At a minimum, one would expect that U.S. representatives outlining the strategies of such a massive controversial investment would have at least been prepared for an answer. Instead, in an interesting effort at redirecting the discussion, the response was that environmental justice issues were being taken very seriously by the U.S. Environmental Protection Agency. Emphasis was also given to the U.S.’s commitment to a “process” of inclusion. Note the word “inclusion,” and not the word “outcome.” The evidence is overwhelming when it comes to guaranteeing an equitable outcome by only focusing on participatory processes. The powerful can listen, but do not have to act upon what they hear.

Admittedly, there was a humorous side to the day’s event. The microphone carrying facilitator, try as she might, to select the most benign looking person behind the raised hands, found herself time after time giving the microphone to people with similar questions. By the end of the event, a woman in a dress suit, quite professional in appearance—perhaps even mistaken as a potential REDD+ investor—was given one of the last opportunities to ask a question.
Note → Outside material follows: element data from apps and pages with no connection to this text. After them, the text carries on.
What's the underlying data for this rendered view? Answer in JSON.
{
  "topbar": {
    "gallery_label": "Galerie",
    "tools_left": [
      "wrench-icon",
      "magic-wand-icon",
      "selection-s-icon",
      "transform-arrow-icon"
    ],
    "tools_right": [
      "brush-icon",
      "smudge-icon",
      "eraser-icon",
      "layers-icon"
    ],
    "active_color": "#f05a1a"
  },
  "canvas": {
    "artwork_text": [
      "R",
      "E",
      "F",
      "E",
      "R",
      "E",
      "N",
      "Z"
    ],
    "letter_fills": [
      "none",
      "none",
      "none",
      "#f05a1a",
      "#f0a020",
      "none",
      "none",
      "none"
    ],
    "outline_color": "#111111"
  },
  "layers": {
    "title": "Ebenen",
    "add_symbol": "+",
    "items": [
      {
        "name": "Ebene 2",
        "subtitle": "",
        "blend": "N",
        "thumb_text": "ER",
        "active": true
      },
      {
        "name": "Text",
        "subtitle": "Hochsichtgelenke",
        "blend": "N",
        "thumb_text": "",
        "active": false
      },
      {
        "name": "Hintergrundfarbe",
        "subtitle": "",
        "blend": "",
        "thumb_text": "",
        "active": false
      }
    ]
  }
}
But, once again, the inquiry focused on the U.S.’s commitment to Indigenous rights.

Clearly, people concerned about REDD+ and issues of justice dominated the press event. What is the U.S.’s position relative to Indigenous rights and vulnerable communities? How will REDD+ resolve the pollution burdens placed on its own high–environmental risk communities at home? How will issues of transparency be resolved? And one which this blogger was not able to ask: What is the scientific evidence on the effectiveness of REDD+ as a real emission-reducing strategy? Answer: The U.S. is committed to an inclusive process and please come to the White House briefing on Environmental Justice.

Interestingly, nearly the entire first string panel was soon replaced by a set of bureaucrats from various federal agencies. Whether this was a spontaneous effort to remove U.S. AID and U.S. Treasury from the hot seat, or whether it was a planned switch, we will never know. At the end of the day, U.S. commitment for $1 billion over the FY2010 to 2012 to REDD+ projects is a notable investment. The problem is that the U.S. remains unwilling to change the way it does business. No matter how many press conferences and brochures with pictures of people measuring trees are presented, REDD+ does not in any way change the U.S.’s greenhouse gas appetite. The U.S. Congress remains one of the most belligerent institutions in addressing this fundamental problem.

Measured expectations, indeed.

Dr. Cecilia Martinez is blogging from the U.N. global climate talks in Cancún, Mexico. She is a senior policy fellow at the Center for Earth, Energy and Democracy at IATP.

Also contributing to this piece, Michele Roberts, campaign and policy coordinator with Advocates for Environmental Human Rights.

 

Ben Lilliston